In the short-lived cool air of early morning on Monday, four birders joined me at the Goetchius Wetland Preserve in Caroline for the third of my four weekend bird walks for the Finger Lakes Land Trust Spring Bird Quest (FLLT SBQ).
We began our short visit in the big field by the parking lot. This area, formerly all grass, now has some large scrapes holding shallow water and gravel, which seem to constitute decent habitat for migrant shorebirds. We found two SPOTTED SANDPIPERS and a KILLDEER here, but no probable passage migrant shorebirds. We also found two Mallards, sparing me the embarrassment of missing this species on my weekend tally. The new depressions in the field do seem to break up the grassy field, but this year anyway, the BOBOLINKS, SAVANNAH SPARROWS, and EASTERN MEADOWLARKS are still present. Having grown accustomed to seeing testosterone-charged male Bobolinks relentlessly chasing females and each other around here on past SBQs, I was very surprised to see two males foraging together in peace in a gravel patch, along with four Rock Pigeons and a Mourning Dove. >From here, I also heard one typical whinny of a SORA, evidently from the expansive wetland down the road. We walked over and look a long look and listen, but alas, didn't hear the Sora again. (Later, John Confer arrived and heard one short grunting phrase from a VIRGINIA RAIL, which I missed.) But still we had a fine time just standing among many expected birds, including both WILLOW and ALDER FLYCATCHERS singing in territorial defense, plus a HOODED MERGANSER and three GREEN HERONS flying by. Then most of us headed over to the Baldwin Tract of the Park Nature Preserve, in time for the start of the weekend's last bird walk at 8:30. Here we had a terrific turnout of 20+ people. It was our great privilege to be joined by Frank and Blythe Baldwin themselves, who purchased this tract more than 30 years ago, protected it from development, welcomed visitors, and finally arranged a few years ago for the Land Trust to take it over. Everyone who loves this site and the birds who live there owe Frank and Blythe profound gratitude; it was very satisfying and fitting to be able to extend our thanks directly and en masse at this year's SBQ. After spending our first few minutes watching a snapping turtle laying eggs right by the road (Blythe put up a road-hazard sign to help protect it from parkers), we entered the preserve.
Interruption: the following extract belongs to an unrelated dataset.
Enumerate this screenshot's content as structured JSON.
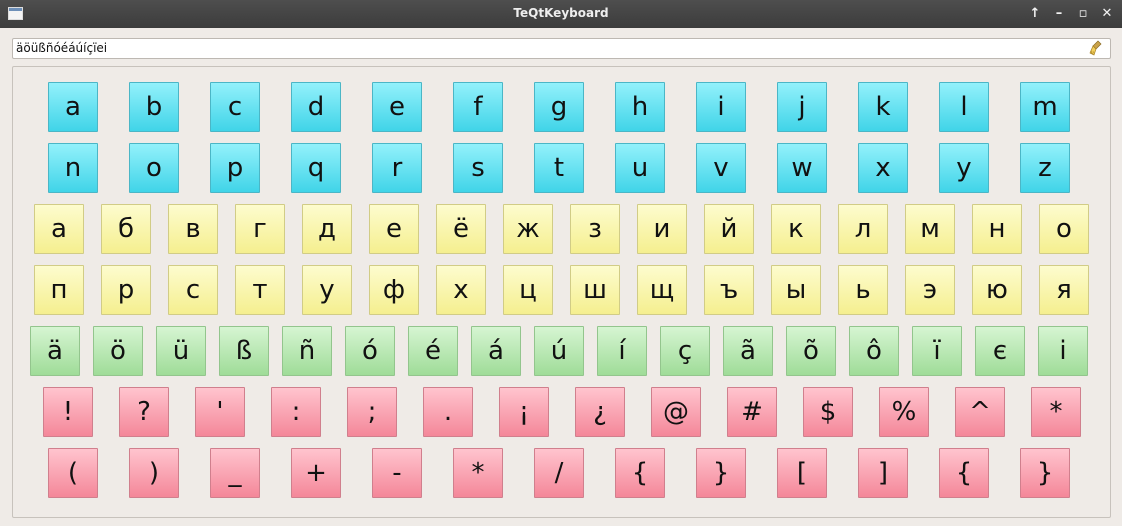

We found almost all of the site's expected breeding species, including one or more singing PRAIRIE WARBLERS, MAGNOLIA WARBLER, BLACK-THROATED GREEN WARBLER, CANADA WARBLER, OVENBIRD, and BLUE-HEADED VIREO. Regrettably, most of these birds didn't oblige us with good views. A WINTER WREN sounded its incomparably beautiful and complex song at least a couple dozen times by the shelter above Six Mile Creek, but despite our concerted effort, he too remained out of sight. Oh well - as I told the group, given a choice between a good look at a silent Winter Wren, or a prolonged audience with a hidden one, I certainly wouldn't object to the latter. We did get one reward for our efforts to spot birds - a HERMIT THRUSH, who took a long pause from flurries of conspecific chasing and perched for long scope views, right by the shelter. Finally, as I led the group through the sunshine back to the parking lot, my young baseball friend Mark Dodici came running up. He reported that he and a few others, who had stayed behind for a few extra moments at the shelter and creek, had heard a BARRED OWL hooting twice in the ravine! I ended up with a list of 87 species found on Land Trust preserves for the weekend. Notwithstanding my most embarrassing misses - Red-tailed Hawk and Downy Woodpecker - I'm pretty satisfied with the total, given the heat and my inability this year to do much birding on my own outside the group walks. I think that others found at least six species that I missed, including that rail and owl. And counting repeat customers, we had over 50 people come out for the walks! We collected over $300 in on-the-spot donations to the Land Trust; combined with pledges for my weekend tally, I expect that this year's SBQ will raise well over $3000 to support the Land Trust's continuing efforts to preserve habitat in our region. To all who came out for the walks; to all who supported me and the Land Trust with pledges; to Bob McGuire and Betsy Darlington, for assistance with guiding the groups; to Frank and Blythe Baldwin once again for uncommon vision and generosity in creating the preserved tract that now bears your name; and to everyone who has had the patience to read my rambling posts three days in a row - many thanks for another wonderful SBQ! Mark Chao -- Cayugabirds-L List Info: http://www.NortheastBirding.com/CayugabirdsWELCOME http://www.NortheastBirding.com/CayugabirdsRULES http://www.NortheastBirding.com/CayugabirdsSubscribeConfigurationLeave.htm ARCHIVES: 1) http://firstname.lastname@example.org/maillist.html 2) http://www.surfbirds.com/birdingmail/Group/Cayugabirds 3) http://birdingonthe.net/mailinglists/CAYU.html Please submit your observations to eBird: http://ebird.org/content/ebird/ --